Chinook salmon are the largest of the Pacific salmon, which is why they are also known as “king salmon.” Famous for their robust omega-3 oils and complex taste, Chinook are one of the most sought-after kinds of salmon. That is why NOAA Fisheries partners with federal, state, tribal, and Canadian officials to protect this species from being overfished. For anglers, the Chinook salmon is a prized catch, not just for its taste but also for its size. Chinook salmon can grow to impressive lengths, for instance, the largest Chinook salmon ever caught in Washington. That fish was over 68 pounds!
Description of Chinook Salmon
Chinook salmon (Oncorhynchus tshawytscha) are the largest salmon in the genus of Oncorhynchus, which incorporates Pacific salmon and Pacific trout.
Blue-green in color on the tops of their bodies, Chinook salmon are silver along the sides. The belly is white, and black spots pattern the upper half of the fish.
When they swim to freshwater to spawn, the Chinook salmon’s coloring changes to olive brown or reddish. The males, in particular, noticeably change to brighter coloring, and their hooked upper jaw is pronounced.
Young Chinook develop parr marks, which is a pattern of vertical bars that helps with camouflaging.

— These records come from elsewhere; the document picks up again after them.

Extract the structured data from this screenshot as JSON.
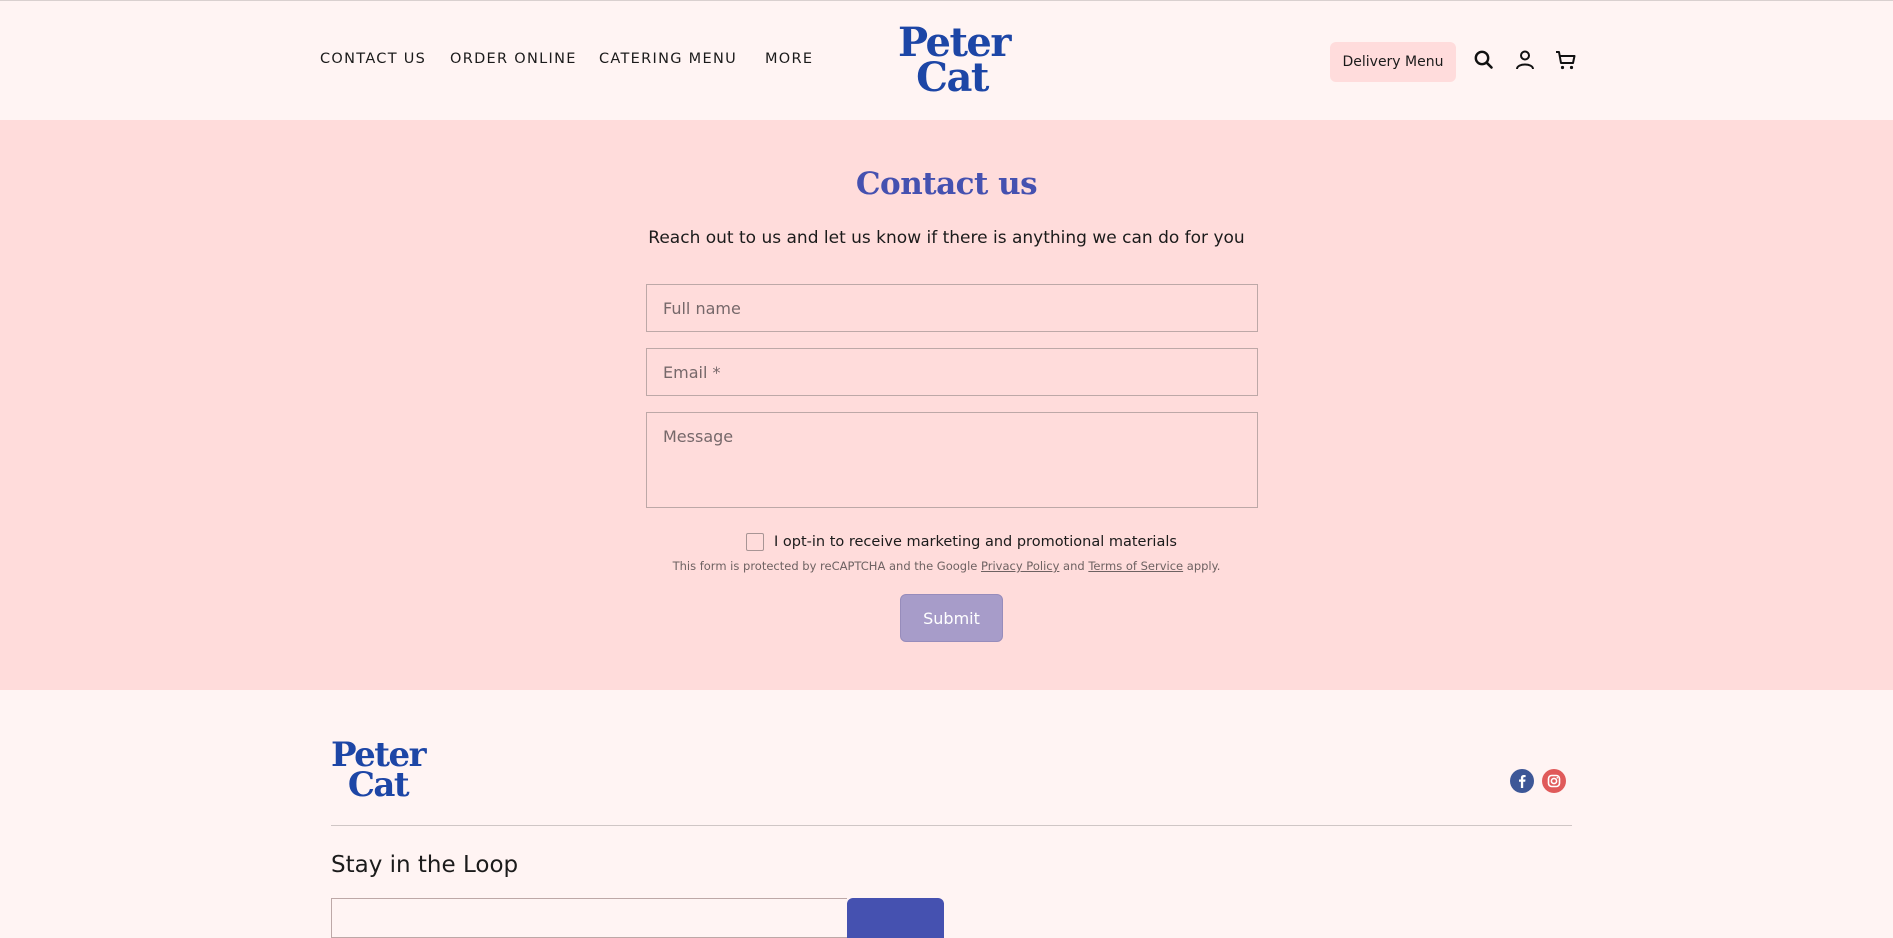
{
  "header": {
    "nav": [
      "CONTACT US",
      "ORDER ONLINE",
      "CATERING MENU",
      "MORE"
    ],
    "logo_line1": "Peter",
    "logo_line2": "Cat",
    "delivery_label": "Delivery Menu",
    "icons": [
      "search-icon",
      "account-icon",
      "cart-icon"
    ]
  },
  "contact": {
    "title": "Contact us",
    "subtitle": "Reach out to us and let us know if there is anything we can do for you",
    "fields": {
      "name_placeholder": "Full name",
      "email_placeholder": "Email *",
      "message_placeholder": "Message"
    },
    "optin_label": "I opt-in to receive marketing and promotional materials",
    "recaptcha": {
      "prefix": "This form is protected by reCAPTCHA and the Google",
      "privacy": "Privacy Policy",
      "and": "and",
      "terms": "Terms of Service",
      "suffix": "apply."
    },
    "submit_label": "Submit"
  },
  "footer": {
    "logo_line1": "Peter",
    "logo_line2": "Cat",
    "social_icons": [
      "facebook-icon",
      "instagram-icon"
    ],
    "newsletter_title": "Stay in the Loop"
  },
  "colors": {
    "brand_blue": "#1d46a6",
    "title_purple": "#4551b0",
    "section_pink": "#ffdcdb",
    "page_bg": "#fff4f3",
    "submit_bg": "#a79cc9"
  }
}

As these juveniles mature, they migrate to the ocean, where their coloring changes to a darkened hue on their backs and pale bellies.
Natural Range of Chinook Salmon
Chinook Salmon Size
Typically, Chinook salmon grow to be three feet long and around 30 pounds. But they have been known to surpass 4.5 feet long and weigh up to 129 pounds.
Young Chinook salmon congregate in freshwater streams, estuaries, or wetlands when they hatch. After they have matured, adult Chinook migrate to the ocean. When it is time to spawn, the Chinook return to the freshwater stream where they originally hatched.
Usually, in the summer or early fall, Chinook salmon return to the same freshwater stream from where they were spawned. Chinook reach sexual maturity somewhere between two and seven years old. But on average, Chinook are three or four years old when they return to freshwater to spawn.
They will burrow into the bottom sediment, forming gravel nests. There, Chinook salmon deposit their eggs. After spawning, the Chinook salmon die. Traveling from the ocean back to the freshwater streams takes all their energy. And most of the salmon stop eating once they start this journey. After the travel, nest digging, and spawning, there is nothing left, and the fish perish.
It has been shown that the carcasses of these fish add valuable nutrients to the water. This benefits the newly hatched salmon and increases their survival potential.
Best Time to Fish for Chinook Salmon
The peak time to catch Chinook salmon is between the middle of May to the end of July. The fish are most active in the morning or late evening when the water is cooler. And they do most of their hunting in the low light, so sunrise or sunset is a good time to go fishing for Chinook salmon.
If fishing in freshwater streams, Chinook salmon often congregate in deep pools or runs with moderate water flow. This way, they may conceal themselves from predators while waiting for prey to sweep by.
If fishing in the ocean, try to find areas with many baitfish. Where there is concentrated prey, you will also find Chinook salmon. They will also hide near underwater structures like rock piles or drop-offs.
The Largest Chinook Salmon Ever Caught in Washington
Off of the Elochoman River in Wahkiakum County, a record-breaking Chinook salmon was caught on October 5, 1992. It’s fitting that fisherman Mark Salmon would be the one to hook this giant Chinook salmon. His catch was 68.26 pounds, setting a new record for the state of Washington.
The Largest Chinook Salmon Ever Caught
While Mark Salmon may claim the largest salmon ever caught in Washington, it’s nothing compared to the largest Chinook salmon ever weighed on record. Captured in a fish trap near Petersburg, Alaska, this Chinook salmon weighed 126 pounds. Caught in 1949, this is the largest Chinook salmon ever recorded worldwide.
The photo featured at the top of this post is © Evan Linnell/Shutterstock.com
Thank you for reading! Have some feedback for us? Contact the AZ Animals editorial team.